Even though she didn’t know all the funky hideaways I ended up finding, she did find one of my favorite places- the railroad trestle bridge. It’s long since been torn down and scrapped for whatever the steel was worth, but in 1984, though the line was dead and the tracks torn up, the bridge was still lingering over the river, a monument to obsolescence, a shadow still standing from a long-ago sphere.
It’s hard to describe the serenity I found that day. Even my sisters left me alone for awhile and didn’t threaten to knock me off the bridge where I would surely be sucked into the brackish water and unspeakable muck below. I would never recommend swimming, wading or touching the water in that part of the Scioto River today (and certainly not back then) but sitting about 30 feet above the river on the trestle bridge listening to the soft breeze and the running water is hard to describe. It was as if I was everywhere and nowhere at the same time (all points converge here) and I never wanted to leave. All the things that weighed so heavily on my shoulders were gone (including the paranoia should our hooky-playing be discovered) and for if only a brief moment, I was free.

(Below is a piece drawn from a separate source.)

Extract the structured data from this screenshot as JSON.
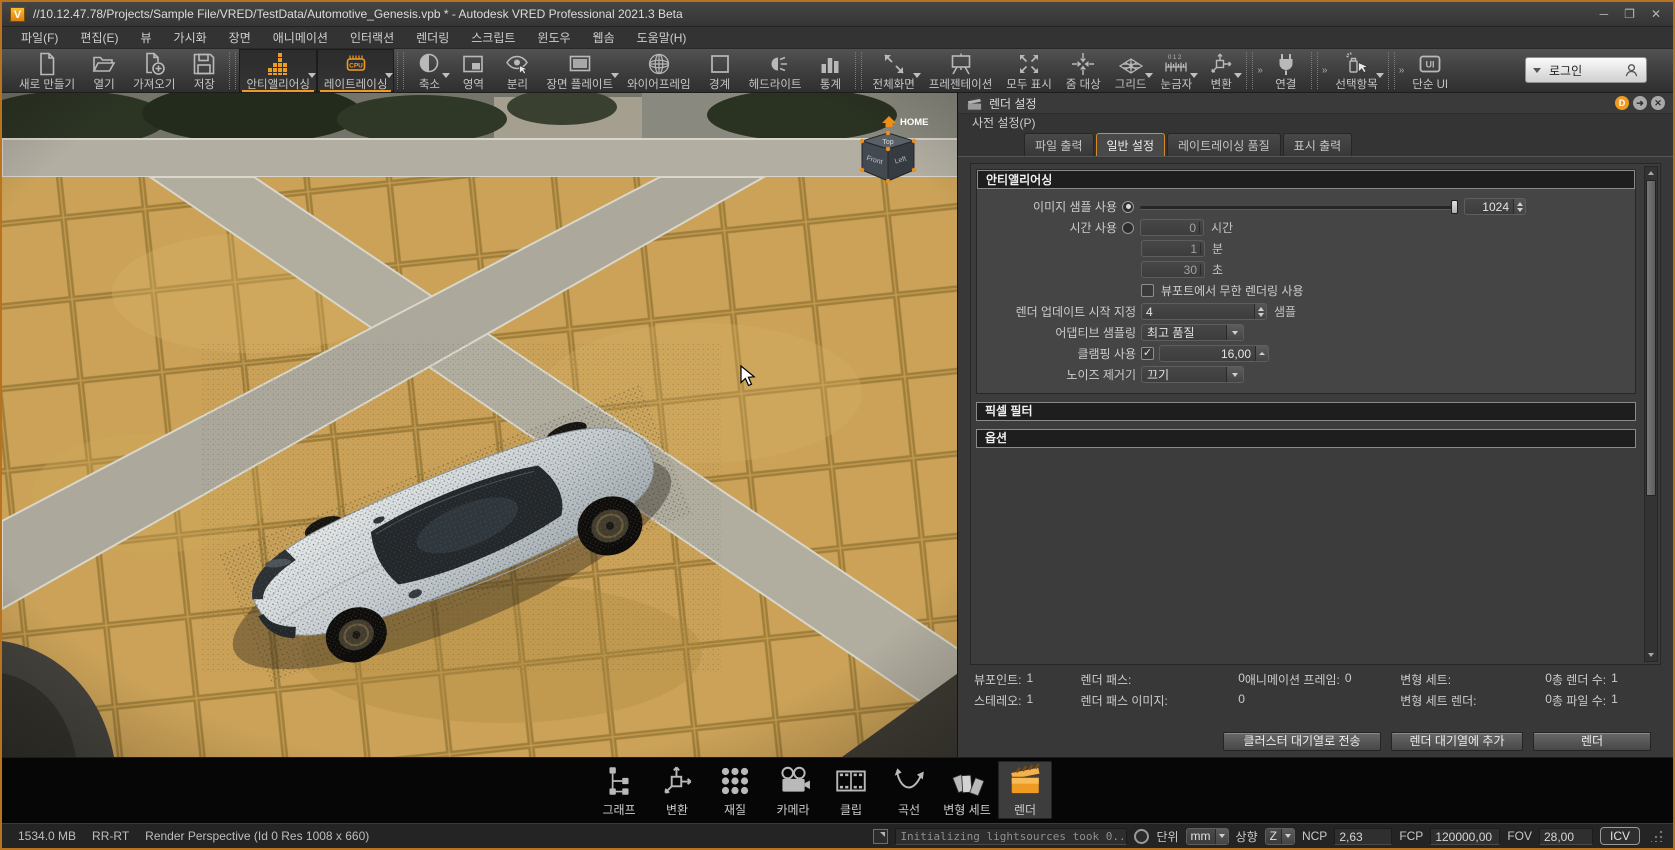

The world has moved on since then. Places like that old trestle bridge, those happenstance cathedrals that occur in spite of the crushing hammer of entropy, and in defiance of conscious efforts to unmake them, are harder and harder to find in a world where the new mantra is structure and order. Even small children have every minute of their days scheduled and dedicated to a specific purpose. I know all too well what it is to be locked into the whirlwind of busy- going everywhere and getting nowhere.
It’s hard for me to wrap my head around the grace of God. As much as I should have been in that service of shadows, I was in reality sitting on a railroad bridge without a care in the world. It’s not so much that dropping out and going to sit on the bridge and watch the world go around is a bad thing, it’s more that everything has a price. It’s easy for us to say we want to walk with Jesus- until it’s shadow time. History gives the apostle Peter a bad rap for denying Jesus three times, but isn’t that we humans in our weakness and fallenness do?
One of the beauties of the grace of God is that He knows our weakness. He knows that our bodies are weak and our moral constitutions even weaker. Although we are also called to carry the cross, like as not we end up playing hooky instead, spending our lives blissfully unaware and disconnected from the suffering our Savior bore in our place.
The good news is that even when we are faithless He is faithful. He offers us His grace, purchased with His blood and suffering and tears.